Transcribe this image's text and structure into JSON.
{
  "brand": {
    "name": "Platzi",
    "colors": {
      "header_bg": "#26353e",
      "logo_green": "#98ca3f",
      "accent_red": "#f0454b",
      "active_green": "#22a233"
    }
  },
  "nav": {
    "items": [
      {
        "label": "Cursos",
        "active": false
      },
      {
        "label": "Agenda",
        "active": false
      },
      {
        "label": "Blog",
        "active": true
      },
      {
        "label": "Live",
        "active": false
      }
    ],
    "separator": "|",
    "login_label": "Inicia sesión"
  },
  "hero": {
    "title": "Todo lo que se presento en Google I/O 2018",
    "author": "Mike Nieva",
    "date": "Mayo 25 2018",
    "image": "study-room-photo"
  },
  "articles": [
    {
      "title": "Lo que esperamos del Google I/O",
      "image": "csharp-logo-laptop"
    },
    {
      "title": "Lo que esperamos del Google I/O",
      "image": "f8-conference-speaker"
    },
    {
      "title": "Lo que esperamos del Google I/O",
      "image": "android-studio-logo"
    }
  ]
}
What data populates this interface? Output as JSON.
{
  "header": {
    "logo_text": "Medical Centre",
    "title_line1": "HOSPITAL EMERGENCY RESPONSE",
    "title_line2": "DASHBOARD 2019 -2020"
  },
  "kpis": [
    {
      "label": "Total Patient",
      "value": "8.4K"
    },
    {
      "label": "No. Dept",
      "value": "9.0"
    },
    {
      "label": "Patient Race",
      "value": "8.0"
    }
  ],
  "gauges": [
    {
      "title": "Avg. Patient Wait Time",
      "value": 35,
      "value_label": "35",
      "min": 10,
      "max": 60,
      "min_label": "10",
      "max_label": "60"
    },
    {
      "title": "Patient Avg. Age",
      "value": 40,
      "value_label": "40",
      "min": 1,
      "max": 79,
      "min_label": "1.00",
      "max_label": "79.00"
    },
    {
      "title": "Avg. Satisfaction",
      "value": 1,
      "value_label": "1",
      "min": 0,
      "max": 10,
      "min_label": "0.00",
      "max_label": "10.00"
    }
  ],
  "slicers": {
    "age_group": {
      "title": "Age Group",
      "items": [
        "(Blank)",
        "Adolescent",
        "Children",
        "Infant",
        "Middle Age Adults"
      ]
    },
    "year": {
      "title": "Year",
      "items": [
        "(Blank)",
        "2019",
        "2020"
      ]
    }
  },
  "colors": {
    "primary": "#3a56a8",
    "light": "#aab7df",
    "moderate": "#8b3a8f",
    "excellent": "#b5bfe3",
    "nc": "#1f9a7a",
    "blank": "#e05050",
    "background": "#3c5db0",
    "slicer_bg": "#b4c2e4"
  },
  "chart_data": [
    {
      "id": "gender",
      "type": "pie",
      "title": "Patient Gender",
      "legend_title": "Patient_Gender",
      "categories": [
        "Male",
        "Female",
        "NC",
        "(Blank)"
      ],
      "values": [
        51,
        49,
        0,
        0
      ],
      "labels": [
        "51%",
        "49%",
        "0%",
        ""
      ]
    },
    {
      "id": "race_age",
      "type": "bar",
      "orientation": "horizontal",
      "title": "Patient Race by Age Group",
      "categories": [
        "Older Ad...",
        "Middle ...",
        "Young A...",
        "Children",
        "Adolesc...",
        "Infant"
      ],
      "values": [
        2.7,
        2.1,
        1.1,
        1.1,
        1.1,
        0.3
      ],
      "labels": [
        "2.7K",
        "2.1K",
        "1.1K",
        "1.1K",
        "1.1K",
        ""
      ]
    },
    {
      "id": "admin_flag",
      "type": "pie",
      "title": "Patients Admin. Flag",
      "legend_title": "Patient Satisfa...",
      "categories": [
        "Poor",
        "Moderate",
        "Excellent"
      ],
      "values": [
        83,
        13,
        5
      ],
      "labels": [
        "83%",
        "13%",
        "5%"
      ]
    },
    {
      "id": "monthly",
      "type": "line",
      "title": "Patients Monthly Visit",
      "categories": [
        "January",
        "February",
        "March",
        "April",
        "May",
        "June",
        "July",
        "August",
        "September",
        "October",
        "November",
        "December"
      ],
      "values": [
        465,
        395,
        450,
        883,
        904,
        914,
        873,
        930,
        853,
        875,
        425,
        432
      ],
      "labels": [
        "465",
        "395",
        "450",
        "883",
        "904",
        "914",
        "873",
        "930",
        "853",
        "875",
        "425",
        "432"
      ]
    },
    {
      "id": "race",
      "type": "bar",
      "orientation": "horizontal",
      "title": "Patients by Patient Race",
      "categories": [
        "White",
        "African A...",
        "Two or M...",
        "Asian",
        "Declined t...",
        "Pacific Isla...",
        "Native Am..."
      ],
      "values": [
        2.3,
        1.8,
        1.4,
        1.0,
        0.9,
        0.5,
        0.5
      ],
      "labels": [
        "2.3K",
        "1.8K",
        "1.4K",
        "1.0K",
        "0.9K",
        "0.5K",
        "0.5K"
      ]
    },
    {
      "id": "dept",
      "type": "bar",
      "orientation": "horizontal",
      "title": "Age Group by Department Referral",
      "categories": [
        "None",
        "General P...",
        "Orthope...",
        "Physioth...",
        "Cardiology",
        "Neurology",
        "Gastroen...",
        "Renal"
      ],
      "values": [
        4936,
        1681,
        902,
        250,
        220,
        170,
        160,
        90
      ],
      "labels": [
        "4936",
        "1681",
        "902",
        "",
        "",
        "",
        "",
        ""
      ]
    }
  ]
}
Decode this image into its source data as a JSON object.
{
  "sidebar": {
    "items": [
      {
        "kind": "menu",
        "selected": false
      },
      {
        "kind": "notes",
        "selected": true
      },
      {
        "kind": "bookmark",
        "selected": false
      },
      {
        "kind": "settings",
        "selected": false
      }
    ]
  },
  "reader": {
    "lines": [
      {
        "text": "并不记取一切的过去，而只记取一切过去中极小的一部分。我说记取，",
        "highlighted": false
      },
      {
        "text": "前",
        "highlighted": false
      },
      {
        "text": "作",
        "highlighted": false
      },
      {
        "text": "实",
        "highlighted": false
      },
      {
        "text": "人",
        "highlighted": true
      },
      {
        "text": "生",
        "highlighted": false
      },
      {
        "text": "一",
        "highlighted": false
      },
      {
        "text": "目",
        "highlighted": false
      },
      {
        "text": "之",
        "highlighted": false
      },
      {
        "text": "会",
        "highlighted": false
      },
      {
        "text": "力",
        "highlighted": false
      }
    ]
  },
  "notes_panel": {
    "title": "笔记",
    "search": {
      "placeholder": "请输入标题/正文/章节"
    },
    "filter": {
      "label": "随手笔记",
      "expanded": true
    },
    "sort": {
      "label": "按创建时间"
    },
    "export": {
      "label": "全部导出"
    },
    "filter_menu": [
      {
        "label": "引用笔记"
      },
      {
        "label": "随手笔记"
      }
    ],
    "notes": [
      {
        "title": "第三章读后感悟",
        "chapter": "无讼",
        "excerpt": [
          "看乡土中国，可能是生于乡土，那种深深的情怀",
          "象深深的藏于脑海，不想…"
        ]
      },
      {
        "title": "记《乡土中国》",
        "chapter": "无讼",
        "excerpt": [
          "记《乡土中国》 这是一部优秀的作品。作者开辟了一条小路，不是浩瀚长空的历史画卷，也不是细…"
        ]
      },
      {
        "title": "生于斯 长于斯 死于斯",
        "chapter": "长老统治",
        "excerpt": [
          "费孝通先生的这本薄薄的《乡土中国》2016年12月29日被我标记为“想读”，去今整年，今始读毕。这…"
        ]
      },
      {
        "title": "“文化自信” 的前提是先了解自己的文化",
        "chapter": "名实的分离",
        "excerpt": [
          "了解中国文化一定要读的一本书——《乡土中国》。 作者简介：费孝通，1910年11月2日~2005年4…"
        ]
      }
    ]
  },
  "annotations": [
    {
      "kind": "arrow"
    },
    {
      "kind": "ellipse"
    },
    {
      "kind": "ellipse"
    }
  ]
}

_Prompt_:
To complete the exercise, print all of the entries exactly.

_Solution for this task_:
Transcribe this image's text and structure into JSON.
{
  "brand": {
    "name": "Platzi",
    "colors": {
      "header_bg": "#26353e",
      "logo_green": "#98ca3f",
      "accent_red": "#f0454b",
      "active_green": "#22a233"
    }
  },
  "nav": {
    "items": [
      {
        "label": "Cursos",
        "active": false
      },
      {
        "label": "Agenda",
        "active": false
      },
      {
        "label": "Blog",
        "active": true
      },
      {
        "label": "Live",
        "active": false
      }
    ],
    "separator": "|",
    "login_label": "Inicia sesión"
  },
  "hero": {
    "title": "Todo lo que se presento en Google I/O 2018",
    "author": "Mike Nieva",
    "date": "Mayo 25 2018",
    "image": "study-room-photo"
  },
  "articles": [
    {
      "title": "Lo que esperamos del Google I/O",
      "image": "csharp-logo-laptop"
    },
    {
      "title": "Lo que esperamos del Google I/O",
      "image": "f8-conference-speaker"
    },
    {
      "title": "Lo que esperamos del Google I/O",
      "image": "android-studio-logo"
    }
  ]
}
What data populates this interface? Output as JSON.
{
  "header": {
    "logo_text": "Medical Centre",
    "title_line1": "HOSPITAL EMERGENCY RESPONSE",
    "title_line2": "DASHBOARD 2019 -2020"
  },
  "kpis": [
    {
      "label": "Total Patient",
      "value": "8.4K"
    },
    {
      "label": "No. Dept",
      "value": "9.0"
    },
    {
      "label": "Patient Race",
      "value": "8.0"
    }
  ],
  "gauges": [
    {
      "title": "Avg. Patient Wait Time",
      "value": 35,
      "value_label": "35",
      "min": 10,
      "max": 60,
      "min_label": "10",
      "max_label": "60"
    },
    {
      "title": "Patient Avg. Age",
      "value": 40,
      "value_label": "40",
      "min": 1,
      "max": 79,
      "min_label": "1.00",
      "max_label": "79.00"
    },
    {
      "title": "Avg. Satisfaction",
      "value": 1,
      "value_label": "1",
      "min": 0,
      "max": 10,
      "min_label": "0.00",
      "max_label": "10.00"
    }
  ],
  "slicers": {
    "age_group": {
      "title": "Age Group",
      "items": [
        "(Blank)",
        "Adolescent",
        "Children",
        "Infant",
        "Middle Age Adults"
      ]
    },
    "year": {
      "title": "Year",
      "items": [
        "(Blank)",
        "2019",
        "2020"
      ]
    }
  },
  "colors": {
    "primary": "#3a56a8",
    "light": "#aab7df",
    "moderate": "#8b3a8f",
    "excellent": "#b5bfe3",
    "nc": "#1f9a7a",
    "blank": "#e05050",
    "background": "#3c5db0",
    "slicer_bg": "#b4c2e4"
  },
  "chart_data": [
    {
      "id": "gender",
      "type": "pie",
      "title": "Patient Gender",
      "legend_title": "Patient_Gender",
      "categories": [
        "Male",
        "Female",
        "NC",
        "(Blank)"
      ],
      "values": [
        51,
        49,
        0,
        0
      ],
      "labels": [
        "51%",
        "49%",
        "0%",
        ""
      ]
    },
    {
      "id": "race_age",
      "type": "bar",
      "orientation": "horizontal",
      "title": "Patient Race by Age Group",
      "categories": [
        "Older Ad...",
        "Middle ...",
        "Young A...",
        "Children",
        "Adolesc...",
        "Infant"
      ],
      "values": [
        2.7,
        2.1,
        1.1,
        1.1,
        1.1,
        0.3
      ],
      "labels": [
        "2.7K",
        "2.1K",
        "1.1K",
        "1.1K",
        "1.1K",
        ""
      ]
    },
    {
      "id": "admin_flag",
      "type": "pie",
      "title": "Patients Admin. Flag",
      "legend_title": "Patient Satisfa...",
      "categories": [
        "Poor",
        "Moderate",
        "Excellent"
      ],
      "values": [
        83,
        13,
        5
      ],
      "labels": [
        "83%",
        "13%",
        "5%"
      ]
    },
    {
      "id": "monthly",
      "type": "line",
      "title": "Patients Monthly Visit",
      "categories": [
        "January",
        "February",
        "March",
        "April",
        "May",
        "June",
        "July",
        "August",
        "September",
        "October",
        "November",
        "December"
      ],
      "values": [
        465,
        395,
        450,
        883,
        904,
        914,
        873,
        930,
        853,
        875,
        425,
        432
      ],
      "labels": [
        "465",
        "395",
        "450",
        "883",
        "904",
        "914",
        "873",
        "930",
        "853",
        "875",
        "425",
        "432"
      ]
    },
    {
      "id": "race",
      "type": "bar",
      "orientation": "horizontal",
      "title": "Patients by Patient Race",
      "categories": [
        "White",
        "African A...",
        "Two or M...",
        "Asian",
        "Declined t...",
        "Pacific Isla...",
        "Native Am..."
      ],
      "values": [
        2.3,
        1.8,
        1.4,
        1.0,
        0.9,
        0.5,
        0.5
      ],
      "labels": [
        "2.3K",
        "1.8K",
        "1.4K",
        "1.0K",
        "0.9K",
        "0.5K",
        "0.5K"
      ]
    },
    {
      "id": "dept",
      "type": "bar",
      "orientation": "horizontal",
      "title": "Age Group by Department Referral",
      "categories": [
        "None",
        "General P...",
        "Orthope...",
        "Physioth...",
        "Cardiology",
        "Neurology",
        "Gastroen...",
        "Renal"
      ],
      "values": [
        4936,
        1681,
        902,
        250,
        220,
        170,
        160,
        90
      ],
      "labels": [
        "4936",
        "1681",
        "902",
        "",
        "",
        "",
        "",
        ""
      ]
    }
  ]
}
Decode this image into its source data as a JSON object.
{
  "sidebar": {
    "items": [
      {
        "kind": "menu",
        "selected": false
      },
      {
        "kind": "notes",
        "selected": true
      },
      {
        "kind": "bookmark",
        "selected": false
      },
      {
        "kind": "settings",
        "selected": false
      }
    ]
  },
  "reader": {
    "lines": [
      {
        "text": "并不记取一切的过去，而只记取一切过去中极小的一部分。我说记取，",
        "highlighted": false
      },
      {
        "text": "前",
        "highlighted": false
      },
      {
        "text": "作",
        "highlighted": false
      },
      {
        "text": "实",
        "highlighted": false
      },
      {
        "text": "人",
        "highlighted": true
      },
      {
        "text": "生",
        "highlighted": false
      },
      {
        "text": "一",
        "highlighted": false
      },
      {
        "text": "目",
        "highlighted": false
      },
      {
        "text": "之",
        "highlighted": false
      },
      {
        "text": "会",
        "highlighted": false
      },
      {
        "text": "力",
        "highlighted": false
      }
    ]
  },
  "notes_panel": {
    "title": "笔记",
    "search": {
      "placeholder": "请输入标题/正文/章节"
    },
    "filter": {
      "label": "随手笔记",
      "expanded": true
    },
    "sort": {
      "label": "按创建时间"
    },
    "export": {
      "label": "全部导出"
    },
    "filter_menu": [
      {
        "label": "引用笔记"
      },
      {
        "label": "随手笔记"
      }
    ],
    "notes": [
      {
        "title": "第三章读后感悟",
        "chapter": "无讼",
        "excerpt": [
          "看乡土中国，可能是生于乡土，那种深深的情怀",
          "象深深的藏于脑海，不想…"
        ]
      },
      {
        "title": "记《乡土中国》",
        "chapter": "无讼",
        "excerpt": [
          "记《乡土中国》 这是一部优秀的作品。作者开辟了一条小路，不是浩瀚长空的历史画卷，也不是细…"
        ]
      },
      {
        "title": "生于斯 长于斯 死于斯",
        "chapter": "长老统治",
        "excerpt": [
          "费孝通先生的这本薄薄的《乡土中国》2016年12月29日被我标记为“想读”，去今整年，今始读毕。这…"
        ]
      },
      {
        "title": "“文化自信” 的前提是先了解自己的文化",
        "chapter": "名实的分离",
        "excerpt": [
          "了解中国文化一定要读的一本书——《乡土中国》。 作者简介：费孝通，1910年11月2日~2005年4…"
        ]
      }
    ]
  },
  "annotations": [
    {
      "kind": "arrow"
    },
    {
      "kind": "ellipse"
    },
    {
      "kind": "ellipse"
    }
  ]
}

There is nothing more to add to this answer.